“We have to know if it’s safe” says the same voice as I strip off the heavy gloves. I’ll never get the helmet unsealed if I don’t get rid of the gloves first. They hit the wet floor with a sound like liver on ceramic.
“Define ‘safe'” I say, hoping the microphone is working.
“Are we likely to lose containment?”
Ah. Well. Containment. Now there’s a phrase.
“Right now, they’re quiescent. Resting. And if we don’t disturb them, that might not change,” I say “but I’m making no promises, Gerald. I can’t believe you’ve been this lax.”
Gerald has had a hard day and I shouldn’t needle him, so I accept what comes next with good grace.
“Oh it’s easy for you to say things like that,” snaps Gerald “with your academic position and your portfolio of published papers and your tenure…well it’s not so easy out here in commerce. It’s all about results out here, buddy!”

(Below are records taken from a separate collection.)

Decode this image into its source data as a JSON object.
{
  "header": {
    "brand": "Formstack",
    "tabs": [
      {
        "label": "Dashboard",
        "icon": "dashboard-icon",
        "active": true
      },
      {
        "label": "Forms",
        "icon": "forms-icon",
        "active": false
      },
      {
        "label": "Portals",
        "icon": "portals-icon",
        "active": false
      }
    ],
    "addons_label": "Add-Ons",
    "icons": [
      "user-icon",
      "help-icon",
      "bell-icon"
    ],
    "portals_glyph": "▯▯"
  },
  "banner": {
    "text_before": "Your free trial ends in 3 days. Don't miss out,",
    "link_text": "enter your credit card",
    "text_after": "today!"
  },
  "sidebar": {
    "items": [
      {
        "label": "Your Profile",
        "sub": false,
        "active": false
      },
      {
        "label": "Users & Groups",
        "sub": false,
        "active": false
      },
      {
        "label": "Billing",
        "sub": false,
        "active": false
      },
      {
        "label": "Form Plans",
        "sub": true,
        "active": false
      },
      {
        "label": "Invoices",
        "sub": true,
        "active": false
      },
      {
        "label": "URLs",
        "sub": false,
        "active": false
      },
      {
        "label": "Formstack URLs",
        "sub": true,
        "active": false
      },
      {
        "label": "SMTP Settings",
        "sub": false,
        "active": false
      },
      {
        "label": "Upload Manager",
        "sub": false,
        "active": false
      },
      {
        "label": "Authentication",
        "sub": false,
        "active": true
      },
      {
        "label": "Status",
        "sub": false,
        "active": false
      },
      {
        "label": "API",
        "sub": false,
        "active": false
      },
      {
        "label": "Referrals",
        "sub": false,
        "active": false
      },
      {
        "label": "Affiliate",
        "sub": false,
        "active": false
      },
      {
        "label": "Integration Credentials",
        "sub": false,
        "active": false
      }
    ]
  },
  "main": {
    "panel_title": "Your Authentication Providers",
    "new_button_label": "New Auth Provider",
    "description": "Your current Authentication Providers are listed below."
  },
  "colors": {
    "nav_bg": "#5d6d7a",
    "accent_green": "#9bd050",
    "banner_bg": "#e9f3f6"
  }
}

I’m standing in a makeshift airlock, hastily rigged up because every facility that works with Level 4 materials needs this stuff, but we’re nowhere near the Level 4 facilities. There is water collecting on the floor from the decontamination showers that should really be part of a tented structure. Integrity is being maintained with willpower and duct tape. And through the door at the other end of the room…
…I don’t want to think about what’s in there. I sit on a bench and wait for him to calm down.
“Gerald, is Erica there?”
I’ve worked with Erica before, during the Orlando outbreak. She’s good.
“She’s on her way to you” says Gerald.
“OK, but I needed to ask about the protocols that were in use. Gerald, what was the last thing you did?”
He explains. They’d known the experiment was a failure straight away when the sample registered as corrupted. They’d carried on because even failures can tell you something.
“But when we decided to sacrifice the sample, the protocol called for heat” says Gerald.
Sacrifice. The term we scientists sometimes use when we want to talk about what happens to lab mice when their career in science is over. Some methods are nicer than others.
“Heat should have induced lethargy and then…melting…of the sample.”
“Lethargy is right, and there’s a certain plasticity to them, but other than that I’m seeing a lot of life.”
“This is awful” says Gerald.
“Oh it gets worse,” I say “I introduced myself as a test. The ones nearest the door responded.”
“oh god” says Gerald in a tiny, sick voice.
Erica steps into the airlock, sealing her suit and shooting me a tight smile. I’m pleased to see her too, but busy with my own headgear.
Later. We step up to the door.
“Ready?” I ask.
“No” says Erica, and opens the door.
The room is full of them. Languid grey shapes sprawl over every item of furniture and flat surface. Some of them are nearly dilequescent. Erica coughs, gags, swallows really hard. They aren’t pretty. The nearest one opens an eye so slowly. It registers my presence, spots Erica. We both exhale. I do a quick count. There don’t appear to be any more of them.
“Did you know this was possible?”
Erica shakes her head.
“There were no indications that we could trust. There was something in the Cosgrove Hall documents, if you looked hard enough. And hints in Aardman.”
The nearest of them sits up, plucks a carrot from behind one drooping ear and chews on it for a moment before gesturing to me.
“What’s up, Doc?” it says “And who’s the dame?”